For the Chairman of Chandigarh Lalit Kala Academy, Shiv Singh, art gets communicated through “seminal contact with nature”. His creative instincts are perpetuated in his affinity towards natural concerns. Whether it is the “open form Brass” installation or the cosmic appearance image of a flowering bud, the artist renders completeness to his art forms.

As for the fifth element of this art core, artist Viren Tanwar exposes the harshness of today’s living in his collection of paintings, “Roots of Humanity”. Commenting on his recent work, Viren contemplates by stating, “life to me is like a circus. Each one of us is an acrobat attempting constantly to meet and create new challenges”. These paintings also reflect a spiritual elevation of a commoner’s mind while being caught in the maze of routine mundane activities. The image of the girl threading a needle while balancing on two inverted bottles, exemplifies the artist’s positive disposition that “all is never lost”. Viren continues to be rooted in his artistic determination of cleansing the society of its “Maili Chaadar” through his paintings, drawings, sculptures and installations.

A weeklong sojourn with the works of these artists is bound to have left art appreciators of the city desiring for more. After all, satisfying the artistic palates of an aesthetically sensitive audience is by no means a small accomplishment.



Sweet but conventional
by ASC

REFUGEE (HMV): J.P. Dutta may say a million times that he has only made a film and not a launch vehicle for Abhishek Bachchan, but that is exactly what it is. Ditto for Kareena Kapoor. When so many careers hinge on one film, just about everything has to be perfect about it. Well, the film is yet to hit the screens but as far as the music is concerned, it is not exactly surefire hit stuff.

To be sure, Anu Malik has not pandered to the lower stall for once. Many of his creations are quite sweet as well, but these are perhaps too conventional to appeal to the current tastes.

Sonu Nigam is yet to evolve a pet style and that helps him in singing various songs in varied ways. He has four here and his voice is more than good in all of them. Alka Yagnik has done even better in three duets she has with him. In fact, she goes quite close to Lata in Aisa lagta hai …

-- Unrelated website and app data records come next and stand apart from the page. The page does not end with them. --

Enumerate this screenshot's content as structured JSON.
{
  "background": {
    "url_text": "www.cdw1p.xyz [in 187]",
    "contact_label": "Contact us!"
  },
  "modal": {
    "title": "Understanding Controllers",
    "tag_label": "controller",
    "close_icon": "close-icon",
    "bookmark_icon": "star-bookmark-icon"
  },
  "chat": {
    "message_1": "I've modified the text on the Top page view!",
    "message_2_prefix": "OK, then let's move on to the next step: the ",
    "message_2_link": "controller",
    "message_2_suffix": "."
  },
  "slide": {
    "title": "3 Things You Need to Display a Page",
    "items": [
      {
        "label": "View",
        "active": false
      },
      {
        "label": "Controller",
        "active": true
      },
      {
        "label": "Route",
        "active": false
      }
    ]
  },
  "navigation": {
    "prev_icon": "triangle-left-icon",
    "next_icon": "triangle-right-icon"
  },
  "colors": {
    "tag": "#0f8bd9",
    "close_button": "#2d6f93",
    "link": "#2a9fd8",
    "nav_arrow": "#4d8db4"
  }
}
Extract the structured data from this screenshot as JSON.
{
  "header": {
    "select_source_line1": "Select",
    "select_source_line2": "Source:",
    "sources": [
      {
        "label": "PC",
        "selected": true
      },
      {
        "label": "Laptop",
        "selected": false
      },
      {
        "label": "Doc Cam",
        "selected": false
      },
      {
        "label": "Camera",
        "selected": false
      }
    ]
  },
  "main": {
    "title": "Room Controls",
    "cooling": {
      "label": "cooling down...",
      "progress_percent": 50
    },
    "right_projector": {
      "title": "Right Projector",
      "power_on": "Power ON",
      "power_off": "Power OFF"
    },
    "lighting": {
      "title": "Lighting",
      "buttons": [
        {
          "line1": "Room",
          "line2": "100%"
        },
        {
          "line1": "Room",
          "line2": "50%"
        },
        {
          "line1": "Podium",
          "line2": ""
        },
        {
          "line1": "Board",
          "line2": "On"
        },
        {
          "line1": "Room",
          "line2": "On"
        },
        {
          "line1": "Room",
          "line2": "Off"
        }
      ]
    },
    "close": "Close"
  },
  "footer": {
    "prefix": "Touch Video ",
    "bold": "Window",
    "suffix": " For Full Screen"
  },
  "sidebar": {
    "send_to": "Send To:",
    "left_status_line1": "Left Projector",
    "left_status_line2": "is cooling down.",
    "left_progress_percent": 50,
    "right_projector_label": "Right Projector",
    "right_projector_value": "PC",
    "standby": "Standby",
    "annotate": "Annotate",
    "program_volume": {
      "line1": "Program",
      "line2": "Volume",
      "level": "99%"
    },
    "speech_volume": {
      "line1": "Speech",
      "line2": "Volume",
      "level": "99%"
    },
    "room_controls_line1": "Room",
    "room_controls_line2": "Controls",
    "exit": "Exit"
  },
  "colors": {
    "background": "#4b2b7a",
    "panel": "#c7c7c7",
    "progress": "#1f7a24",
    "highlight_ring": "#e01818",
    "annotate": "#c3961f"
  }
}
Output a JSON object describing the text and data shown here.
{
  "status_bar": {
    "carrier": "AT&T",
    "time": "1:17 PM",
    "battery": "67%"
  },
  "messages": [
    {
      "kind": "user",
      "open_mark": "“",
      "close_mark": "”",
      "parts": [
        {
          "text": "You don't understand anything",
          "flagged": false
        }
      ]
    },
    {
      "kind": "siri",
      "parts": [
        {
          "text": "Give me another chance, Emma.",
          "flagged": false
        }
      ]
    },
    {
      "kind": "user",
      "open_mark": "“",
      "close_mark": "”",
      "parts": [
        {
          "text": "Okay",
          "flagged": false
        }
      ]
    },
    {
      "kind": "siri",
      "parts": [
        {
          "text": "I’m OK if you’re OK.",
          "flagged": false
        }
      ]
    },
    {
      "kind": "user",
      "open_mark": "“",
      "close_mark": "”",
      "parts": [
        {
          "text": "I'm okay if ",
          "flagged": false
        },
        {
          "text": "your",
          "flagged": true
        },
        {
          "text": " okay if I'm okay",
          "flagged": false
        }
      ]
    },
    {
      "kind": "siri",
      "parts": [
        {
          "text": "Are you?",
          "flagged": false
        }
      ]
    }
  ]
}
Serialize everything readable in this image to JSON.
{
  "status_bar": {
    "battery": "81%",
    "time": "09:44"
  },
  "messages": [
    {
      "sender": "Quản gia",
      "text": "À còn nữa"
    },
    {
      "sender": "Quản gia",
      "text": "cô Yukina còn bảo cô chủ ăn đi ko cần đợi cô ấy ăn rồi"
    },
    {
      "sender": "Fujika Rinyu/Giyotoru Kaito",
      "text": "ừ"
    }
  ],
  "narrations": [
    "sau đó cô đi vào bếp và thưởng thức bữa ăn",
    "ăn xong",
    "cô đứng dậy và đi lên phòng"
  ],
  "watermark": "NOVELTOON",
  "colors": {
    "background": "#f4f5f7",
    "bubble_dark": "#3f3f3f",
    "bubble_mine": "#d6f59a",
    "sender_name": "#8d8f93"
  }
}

Lyrics are typical Javed Akhtar with the usual literary flourishes. In fact, Mere humsafar … (Alka, Sonu) is semi-classical and so unlike a film song.

But depend on Anu Malik to spoil everything with his unabashed tune-lifting. Jise tu na mila ... borrows too much from A.R.Rehman’s “Dil Se” and it is impossible to enjoy it with a straight face. Otherwise, it is a nice sufiana song sung by Sukhwinder Singh and Shankar Mahadevan.

TANHA DIL (VIRGIN): The initial songs that Shaan rendered were so amateurish that he could not receive any serious notice. But now that he has become more careful about his career he is being better appreciated. In this cassette one does not help noticing that his voice reminds one of Lucky Ali. At times he shows even more talent.

His mistake though is to use his own lyrics. These are not too bad but not good either. With better wordings, he could have hit upon a winner.

Of the eight songs, four have been composed by Shaan himself while the other four are by Ram Sampath, who is also the arranger, programmer and engineer. Tujh sa na koi … also features Caliche and has rap by Bob Bobcat.

Shaan se … is almost a copy of the title song from an old film of the same name and is perhaps included as an ego boost for the singer.

HOYA AKH DA ISHARA (HMV): HMV has jumped onto the Punjabi bandwagon rather late but now that it has taken the plunge, it is going great oars. The man who seems to have filled them in on the advantage of this territory is Jawahar Wattal who has star discoveries like Daler Mehndi to his credit.

The artiste he has presented this time is Maninder Mahi. But the voice of this particular singer does not seem suited for the pop culture. He sings typical Punjabi songs in a rustic manner, although the music is quite fast.

Lyrics are by Mahi himself and Jeewan Jeet Kaur. Music has been directed by Jawahar Wattal.Top